### Problem requirements
Across the whole listing, how many lines hold the word "name"? Reply with the number by itself.

### Records shown
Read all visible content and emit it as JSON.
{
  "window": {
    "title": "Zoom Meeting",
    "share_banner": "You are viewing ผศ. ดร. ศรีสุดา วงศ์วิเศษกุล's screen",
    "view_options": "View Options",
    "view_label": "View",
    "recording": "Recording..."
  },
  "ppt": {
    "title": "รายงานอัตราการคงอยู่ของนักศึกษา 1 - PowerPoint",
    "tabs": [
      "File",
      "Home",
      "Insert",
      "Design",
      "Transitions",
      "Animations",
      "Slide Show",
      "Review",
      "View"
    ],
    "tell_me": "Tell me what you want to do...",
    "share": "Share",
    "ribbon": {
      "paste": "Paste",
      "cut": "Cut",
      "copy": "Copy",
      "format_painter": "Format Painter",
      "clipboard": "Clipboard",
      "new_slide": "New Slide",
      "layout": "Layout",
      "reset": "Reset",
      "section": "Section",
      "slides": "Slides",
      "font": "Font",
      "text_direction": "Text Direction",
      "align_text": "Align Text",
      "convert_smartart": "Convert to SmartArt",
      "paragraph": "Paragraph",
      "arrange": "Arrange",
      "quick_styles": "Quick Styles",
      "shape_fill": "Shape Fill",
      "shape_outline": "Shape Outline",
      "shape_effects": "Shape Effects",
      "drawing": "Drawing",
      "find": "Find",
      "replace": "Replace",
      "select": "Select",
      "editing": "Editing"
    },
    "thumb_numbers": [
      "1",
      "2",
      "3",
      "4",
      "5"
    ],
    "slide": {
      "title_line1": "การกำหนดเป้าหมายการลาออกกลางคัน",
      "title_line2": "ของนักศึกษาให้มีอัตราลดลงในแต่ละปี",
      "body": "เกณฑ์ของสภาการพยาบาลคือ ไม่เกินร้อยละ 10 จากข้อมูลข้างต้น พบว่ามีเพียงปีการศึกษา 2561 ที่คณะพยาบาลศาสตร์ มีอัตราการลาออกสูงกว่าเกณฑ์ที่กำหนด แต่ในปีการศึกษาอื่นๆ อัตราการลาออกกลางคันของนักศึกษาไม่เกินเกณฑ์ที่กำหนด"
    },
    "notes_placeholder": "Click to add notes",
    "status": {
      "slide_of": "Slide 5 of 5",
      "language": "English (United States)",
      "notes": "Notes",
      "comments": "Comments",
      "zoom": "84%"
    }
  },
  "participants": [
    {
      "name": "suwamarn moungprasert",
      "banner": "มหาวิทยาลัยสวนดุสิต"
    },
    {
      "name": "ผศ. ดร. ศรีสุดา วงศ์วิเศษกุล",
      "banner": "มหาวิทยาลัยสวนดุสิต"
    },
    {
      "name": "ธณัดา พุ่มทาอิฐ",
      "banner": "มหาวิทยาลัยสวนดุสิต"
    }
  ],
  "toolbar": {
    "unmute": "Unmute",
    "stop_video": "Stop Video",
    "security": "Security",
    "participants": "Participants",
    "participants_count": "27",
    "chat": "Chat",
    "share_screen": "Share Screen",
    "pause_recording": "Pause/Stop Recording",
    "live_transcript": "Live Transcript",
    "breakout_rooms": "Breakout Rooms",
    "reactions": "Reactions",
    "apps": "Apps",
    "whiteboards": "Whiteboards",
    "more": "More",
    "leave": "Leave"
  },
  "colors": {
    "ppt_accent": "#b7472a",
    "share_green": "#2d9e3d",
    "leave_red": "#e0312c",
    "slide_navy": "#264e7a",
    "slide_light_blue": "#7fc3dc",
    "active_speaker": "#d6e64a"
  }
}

### Reply to the exercise
3